An exact copy of all entries is the expected answer.
==== Records to use ====
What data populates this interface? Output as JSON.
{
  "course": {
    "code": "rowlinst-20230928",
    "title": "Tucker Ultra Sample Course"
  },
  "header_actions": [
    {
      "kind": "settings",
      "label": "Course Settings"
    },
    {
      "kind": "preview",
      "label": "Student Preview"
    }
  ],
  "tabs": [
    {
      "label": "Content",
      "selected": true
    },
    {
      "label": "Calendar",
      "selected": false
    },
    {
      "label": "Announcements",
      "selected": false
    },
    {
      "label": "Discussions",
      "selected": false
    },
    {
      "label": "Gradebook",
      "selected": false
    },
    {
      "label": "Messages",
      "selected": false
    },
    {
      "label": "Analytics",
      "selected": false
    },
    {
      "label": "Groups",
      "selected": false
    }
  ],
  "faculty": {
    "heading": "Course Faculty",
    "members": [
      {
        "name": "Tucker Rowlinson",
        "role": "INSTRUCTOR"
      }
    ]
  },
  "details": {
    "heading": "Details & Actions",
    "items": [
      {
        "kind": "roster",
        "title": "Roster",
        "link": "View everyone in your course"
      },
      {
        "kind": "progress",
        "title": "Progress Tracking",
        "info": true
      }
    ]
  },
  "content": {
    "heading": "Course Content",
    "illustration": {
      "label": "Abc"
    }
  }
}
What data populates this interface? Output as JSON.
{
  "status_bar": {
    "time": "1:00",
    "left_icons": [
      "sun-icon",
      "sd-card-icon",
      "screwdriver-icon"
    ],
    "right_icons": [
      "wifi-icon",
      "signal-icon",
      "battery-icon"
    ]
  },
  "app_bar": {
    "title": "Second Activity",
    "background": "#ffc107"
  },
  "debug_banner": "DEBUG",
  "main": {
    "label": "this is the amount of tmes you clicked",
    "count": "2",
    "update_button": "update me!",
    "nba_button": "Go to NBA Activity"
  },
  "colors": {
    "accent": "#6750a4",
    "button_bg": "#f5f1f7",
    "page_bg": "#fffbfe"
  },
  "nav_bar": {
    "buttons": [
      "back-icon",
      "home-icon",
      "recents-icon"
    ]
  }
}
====
=== Response area ===
What data populates this interface? Output as JSON.
{
  "course": {
    "code": "rowlinst-20230928",
    "title": "Tucker Ultra Sample Course"
  },
  "header_actions": [
    {
      "kind": "settings",
      "label": "Course Settings"
    },
    {
      "kind": "preview",
      "label": "Student Preview"
    }
  ],
  "tabs": [
    {
      "label": "Content",
      "selected": true
    },
    {
      "label": "Calendar",
      "selected": false
    },
    {
      "label": "Announcements",
      "selected": false
    },
    {
      "label": "Discussions",
      "selected": false
    },
    {
      "label": "Gradebook",
      "selected": false
    },
    {
      "label": "Messages",
      "selected": false
    },
    {
      "label": "Analytics",
      "selected": false
    },
    {
      "label": "Groups",
      "selected": false
    }
  ],
  "faculty": {
    "heading": "Course Faculty",
    "members": [
      {
        "name": "Tucker Rowlinson",
        "role": "INSTRUCTOR"
      }
    ]
  },
  "details": {
    "heading": "Details & Actions",
    "items": [
      {
        "kind": "roster",
        "title": "Roster",
        "link": "View everyone in your course"
      },
      {
        "kind": "progress",
        "title": "Progress Tracking",
        "info": true
      }
    ]
  },
  "content": {
    "heading": "Course Content",
    "illustration": {
      "label": "Abc"
    }
  }
}
What data populates this interface? Output as JSON.
{
  "status_bar": {
    "time": "1:00",
    "left_icons": [
      "sun-icon",
      "sd-card-icon",
      "screwdriver-icon"
    ],
    "right_icons": [
      "wifi-icon",
      "signal-icon",
      "battery-icon"
    ]
  },
  "app_bar": {
    "title": "Second Activity",
    "background": "#ffc107"
  },
  "debug_banner": "DEBUG",
  "main": {
    "label": "this is the amount of tmes you clicked",
    "count": "2",
    "update_button": "update me!",
    "nba_button": "Go to NBA Activity"
  },
  "colors": {
    "accent": "#6750a4",
    "button_bg": "#f5f1f7",
    "page_bg": "#fffbfe"
  },
  "nav_bar": {
    "buttons": [
      "back-icon",
      "home-icon",
      "recents-icon"
    ]
  }
}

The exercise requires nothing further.